Kitakata is a short train ride from the nearby town of Aizuwakamatsu, and has branded itself as kuramachi, in no small part because the town (machi) is comprised of over 2,000 kura. Japanese for “storehouse,” kura is typically associated with the production and storage of Japanese sake. Like other towns in the area, Kitakata has access to the same high-quality ingredients that go into the production of delicious sake, which was an important part of the city’s history. The men of Kitakata had a saying: “You can’t call yourself a man if you haven’t built your own kura by the time you’re 40.”
But it isn’t simply ancient masculine pride that accounts for their prevalence. In the 13th year of the Meiji Period (1868-1912), there was a large fire that started in the heart of the city and spread outward. While the fields and other structures were reduced to ash, the sturdily constructed kura by and large remained unscathed, thanks to their large walls and fire-resistant craftsmanship. Combine their resilience with the fact that they’re naturally warmer in the winter and cooler in the summer (which helped maintain consistent temperatures for sake storage), and it’s easy to see why they’re still used as residences to this day.
While it’s hard to choose a stand out from an area brimming with jaw-dropping buildings, the crown jewel of my exploration of the city was the historic Kai residence. A multi-storied beauty built in the Taisho Period (1912-1926) by an insanely wealthy man who had the means to construct a kura so large that other houses in the area were demolished just to bring in the materials, the Kai residence is operated as a museum and is free to enter, although the small tour they offered was only available in Japanese. Even so, it's worth stopping by to get a closer look. Trust me when I say that you could wander Kitakata’s winding streets without running into the same gorgeous building twice.
One thing I did not expect was the opportunity to stay in a kura residence myself! The friend I was staying with—my former Japanese teacher when I lived in the area—let me stay at her family home. In typical Japanese fashion, the humbleness with which she had described her place did not do it justice. I haven't included pictures to respect her privacy, but even though she described the room my traveling companions and I would occupy as small, it was enormous, positively oozing with personality and history, and I'm incredibly grateful for her hospitality.
Ramen City Kitakata
Going for a stroll around town on a lovely spring day sure does work up an appetite. Fortunately for me, Kitakata has a huge collection of ramen restaurants (one of the highest in Japan per capita), each with their own take on the local specialty, chijire, curled noodles in a pork and dashi broth. Ramen is such a staple of the Kitakata diet that many shops are open for breakfast, which the locals charmingly refer to as asa-ra, or “morning ramen.”

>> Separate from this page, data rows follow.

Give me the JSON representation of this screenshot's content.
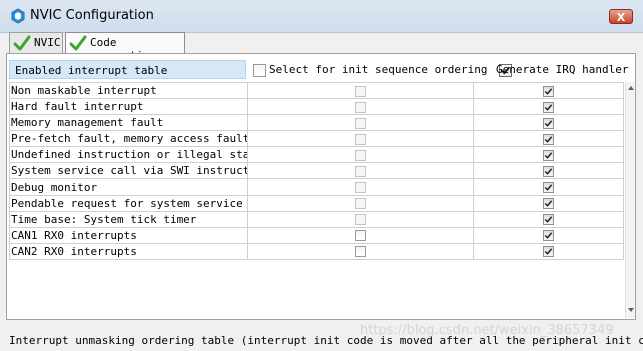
{
  "window": {
    "title": "NVIC Configuration",
    "close_label": "X"
  },
  "tabs": [
    {
      "label": "NVIC",
      "active": false
    },
    {
      "label": "Code generation",
      "active": true
    }
  ],
  "header": {
    "enabled_table_label": "Enabled interrupt table",
    "select_init_label": "Select for init sequence ordering",
    "select_init_checked": false,
    "generate_irq_label": "Generate IRQ handler",
    "generate_irq_checked": true
  },
  "rows": [
    {
      "name": "Non maskable interrupt",
      "init_seq": false,
      "init_enabled": false,
      "irq_handler": true
    },
    {
      "name": "Hard fault interrupt",
      "init_seq": false,
      "init_enabled": false,
      "irq_handler": true
    },
    {
      "name": "Memory management fault",
      "init_seq": false,
      "init_enabled": false,
      "irq_handler": true
    },
    {
      "name": "Pre-fetch fault, memory access fault",
      "init_seq": false,
      "init_enabled": false,
      "irq_handler": true
    },
    {
      "name": "Undefined instruction or illegal state",
      "init_seq": false,
      "init_enabled": false,
      "irq_handler": true
    },
    {
      "name": "System service call via SWI instruction",
      "init_seq": false,
      "init_enabled": false,
      "irq_handler": true
    },
    {
      "name": "Debug monitor",
      "init_seq": false,
      "init_enabled": false,
      "irq_handler": true
    },
    {
      "name": "Pendable request for system service",
      "init_seq": false,
      "init_enabled": false,
      "irq_handler": true
    },
    {
      "name": "Time base: System tick timer",
      "init_seq": false,
      "init_enabled": false,
      "irq_handler": true
    },
    {
      "name": "CAN1 RX0 interrupts",
      "init_seq": false,
      "init_enabled": true,
      "irq_handler": true
    },
    {
      "name": "CAN2 RX0 interrupts",
      "init_seq": false,
      "init_enabled": true,
      "irq_handler": true
    }
  ],
  "footer": {
    "text": "Interrupt unmasking ordering table (interrupt init code is moved after all the peripheral init code)"
  },
  "watermark": "https://blog.csdn.net/weixin_38657349",
  "colors": {
    "header_bg": "#d5e8f7",
    "titlebar": "#dde7f3",
    "close": "#c7432b",
    "check_green": "#3aa52a"
  }
}
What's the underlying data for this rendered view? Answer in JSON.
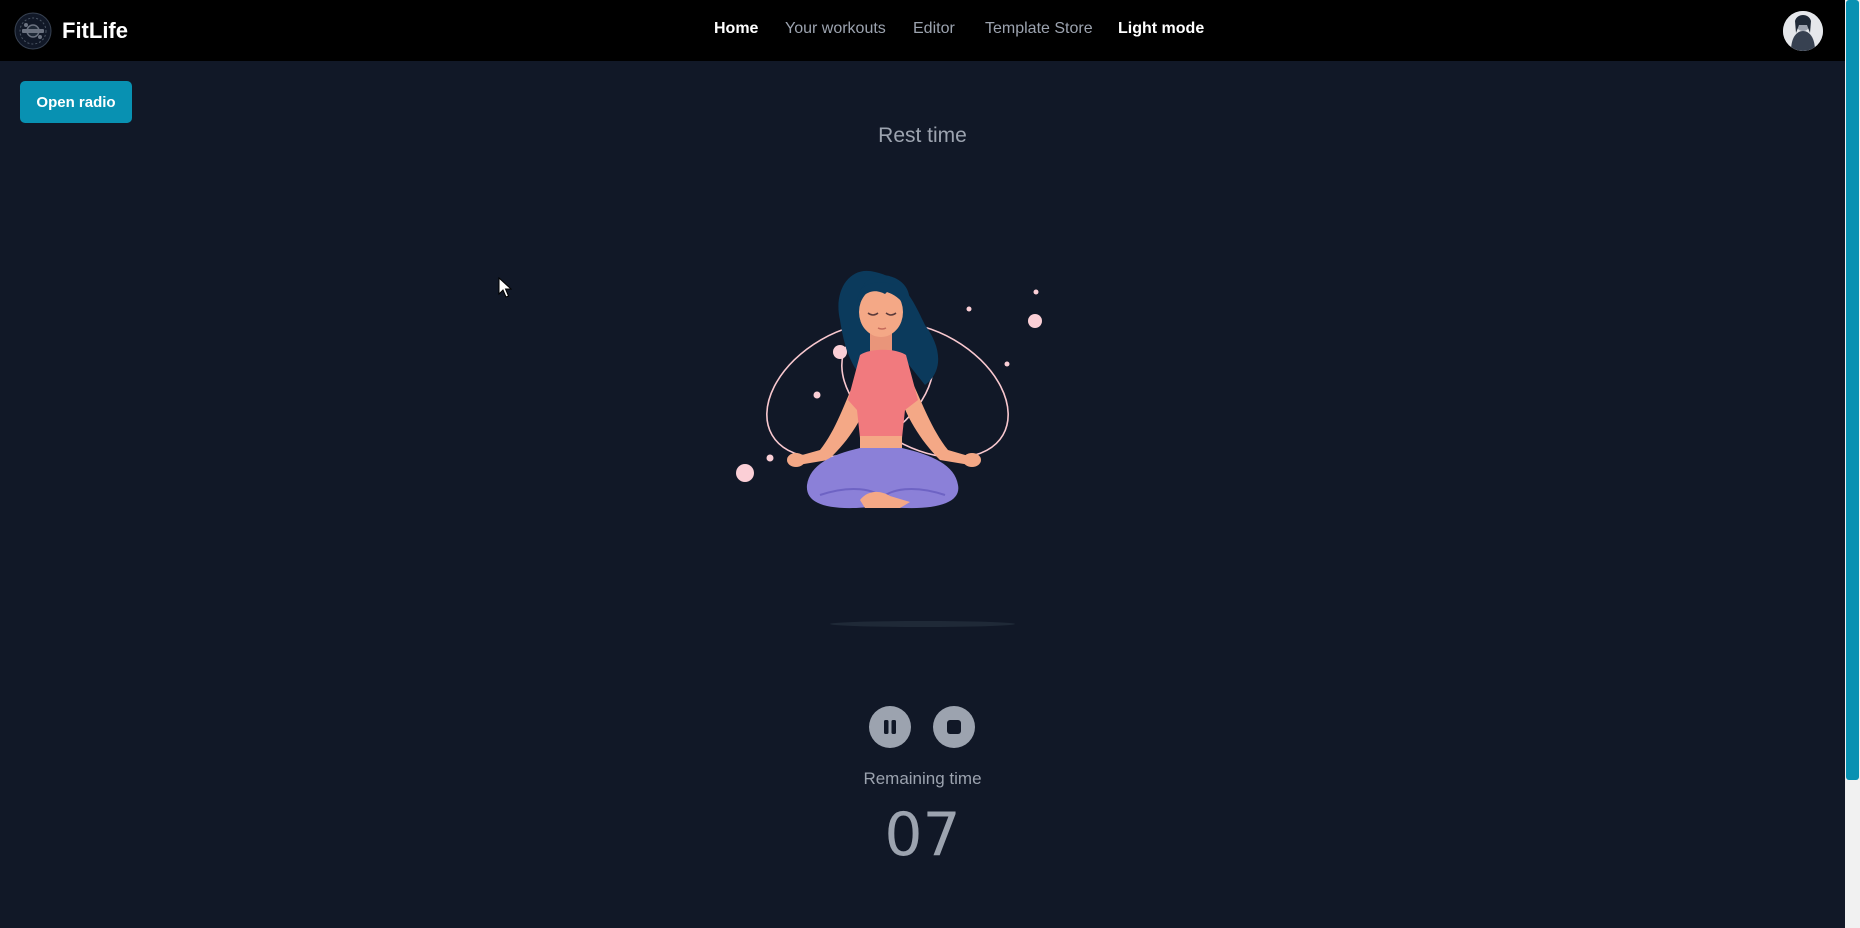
{
  "app": {
    "name": "FitLife"
  },
  "nav": {
    "items": [
      {
        "label": "Home"
      },
      {
        "label": "Your workouts"
      },
      {
        "label": "Editor"
      },
      {
        "label": "Template Store"
      },
      {
        "label": "Light mode"
      }
    ]
  },
  "radio": {
    "label": "Open radio"
  },
  "rest": {
    "title": "Rest time"
  },
  "timer": {
    "remaining_label": "Remaining time",
    "remaining_value": "07"
  },
  "icons": {
    "logo": "fitlife-logo-icon",
    "pause": "pause-icon",
    "stop": "stop-icon",
    "avatar": "avatar"
  },
  "colors": {
    "background": "#111827",
    "navbar": "#000000",
    "accent": "#0891b2",
    "muted_text": "#9ca3af",
    "shirt": "#f17a7e",
    "pants": "#8b80d8",
    "hair": "#0b3a5c"
  }
}
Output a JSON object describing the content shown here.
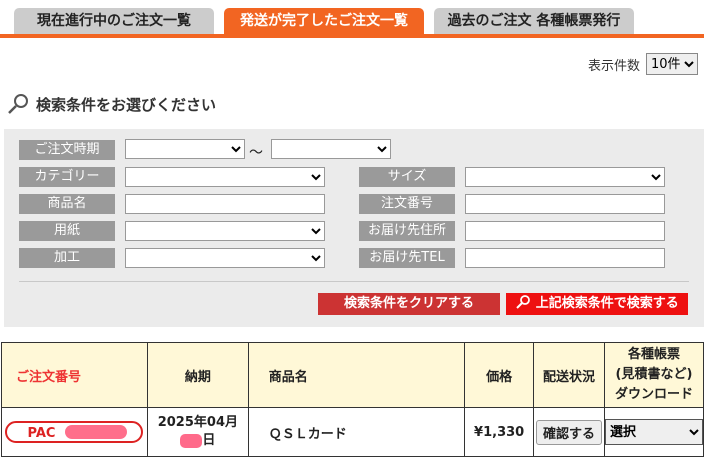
{
  "tabs": [
    {
      "label": "現在進行中のご注文一覧",
      "active": false
    },
    {
      "label": "発送が完了したご注文一覧",
      "active": true
    },
    {
      "label": "過去のご注文 各種帳票発行",
      "active": false
    }
  ],
  "per_page": {
    "label": "表示件数",
    "value": "10件"
  },
  "search": {
    "title": "検索条件をお選びください",
    "order_period_label": "ご注文時期",
    "range_sep": "～",
    "category_label": "カテゴリー",
    "size_label": "サイズ",
    "product_label": "商品名",
    "order_no_label": "注文番号",
    "paper_label": "用紙",
    "address_label": "お届け先住所",
    "process_label": "加工",
    "tel_label": "お届け先TEL",
    "clear_button": "検索条件をクリアする",
    "search_button": "上記検索条件で検索する"
  },
  "table": {
    "headers": {
      "order_no": "ご注文番号",
      "delivery": "納期",
      "product": "商品名",
      "price": "価格",
      "status": "配送状況",
      "docs": "各種帳票 (見積書など) ダウンロード"
    },
    "docs_header_lines": [
      "各種帳票",
      "(見積書など)",
      "ダウンロード"
    ],
    "rows": [
      {
        "order_no": "PAC",
        "delivery_line1": "2025年04月",
        "delivery_line2": "日",
        "product": "ＱＳＬカード",
        "price": "¥1,330",
        "status_button": "確認する",
        "docs_select": "選択"
      }
    ]
  },
  "colors": {
    "accent": "#f26522",
    "label_bg": "#9a9a9a",
    "header_bg": "#fff8d7",
    "search_bg": "#ebebeb"
  }
}
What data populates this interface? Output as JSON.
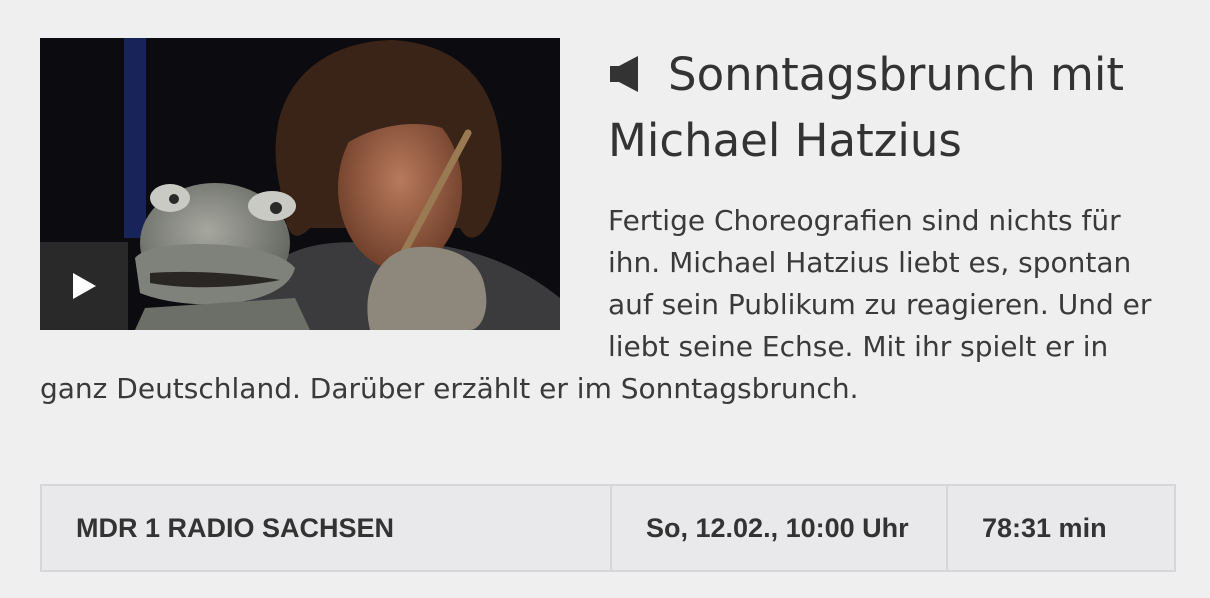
{
  "teaser": {
    "headline": "Sonntagsbrunch mit Michael Hatzius",
    "text": "Fertige Choreografien sind nichts für ihn. Michael Hatzius liebt es, spontan auf sein Publikum zu reagieren. Und er liebt seine Echse. Mit ihr spielt er in ganz Deutschland. Darüber erzählt er im Sonntagsbrunch.",
    "media_type_icon": "speaker-icon",
    "play_icon": "play-icon"
  },
  "meta": {
    "station": "MDR 1 RADIO SACHSEN",
    "date": "So, 12.02., 10:00 Uhr",
    "duration": "78:31 min"
  }
}
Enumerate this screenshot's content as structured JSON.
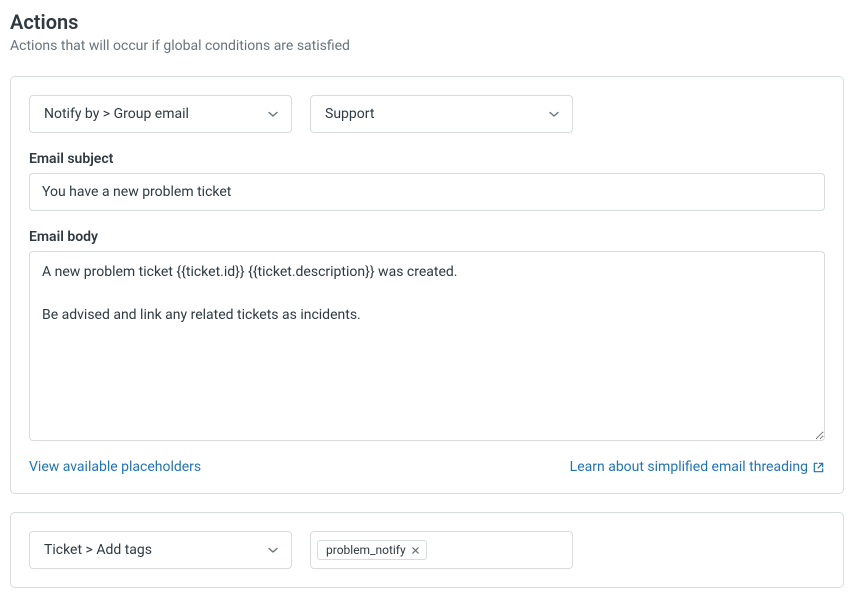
{
  "header": {
    "title": "Actions",
    "subtitle": "Actions that will occur if global conditions are satisfied"
  },
  "action1": {
    "type_select": "Notify by > Group email",
    "group_select": "Support",
    "subject_label": "Email subject",
    "subject_value": "You have a new problem ticket",
    "body_label": "Email body",
    "body_value": "A new problem ticket {{ticket.id}} {{ticket.description}} was created.\n\nBe advised and link any related tickets as incidents.",
    "placeholders_link": "View available placeholders",
    "threading_link": "Learn about simplified email threading"
  },
  "action2": {
    "type_select": "Ticket > Add tags",
    "tag_value": "problem_notify"
  }
}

Some establishments were lined with dozens of people since it was Golden Week when I visited, but there are so many to choose from that even someone as impatient as I am (when it comes to ramen, at least) couldn’t complain. I ordered a bowl with extra pork (breakfast is the most important meal of the day, after all), and somehow managed to finish the entire bowl.
But that wasn’t all that was on the menu. At a place appropriately called the Kitakata Ramen Jinja (shrine), there are photos on the wall of the different signature dishes of the many ramen restaurants throughout the city. Like so many other buildings around town, this one was beautifully maintained. There’s also a giant bowl that's just perfect for a photo-op, which I was all too happy to indulge in with my friend visiting from Chicago.
But the real surprise was that they even had ramen ice cream! It isn’t as weird as it sounds. While the illusion is spot on—it looks like ramen noodles topped with a fish cake piled on an ice cream cone—the ice cream had a lightly-sweet miso flavor and the fish cake was actually made out of the Japanese rice cake, mochi. Topped with just a tiny bit of spring onion and pepper, and it was an unusual but surprisingly refreshing experience.
It’s always strange going back to a place you used to live. While my time living in the Aizu area was admittedly short (a little under a year, most of which was spent covered in the large amount of snow that falls there) and it was my first time in the country, I was really surprised by how strong of an identity Kitakata has.
Whether it was something they'd cultivated in the time since I’d lived there or was buried under the surface all along—just waiting for a fresh-faced college grad to discover it—is hard to say. But considering the delicious ramen and sake, the awesome architecture, the quality of its traditional goods, and the strange touches around town that make it just the right amount of weird, Kitakata has a lot to offer! I’m itching to go back the first chance I get.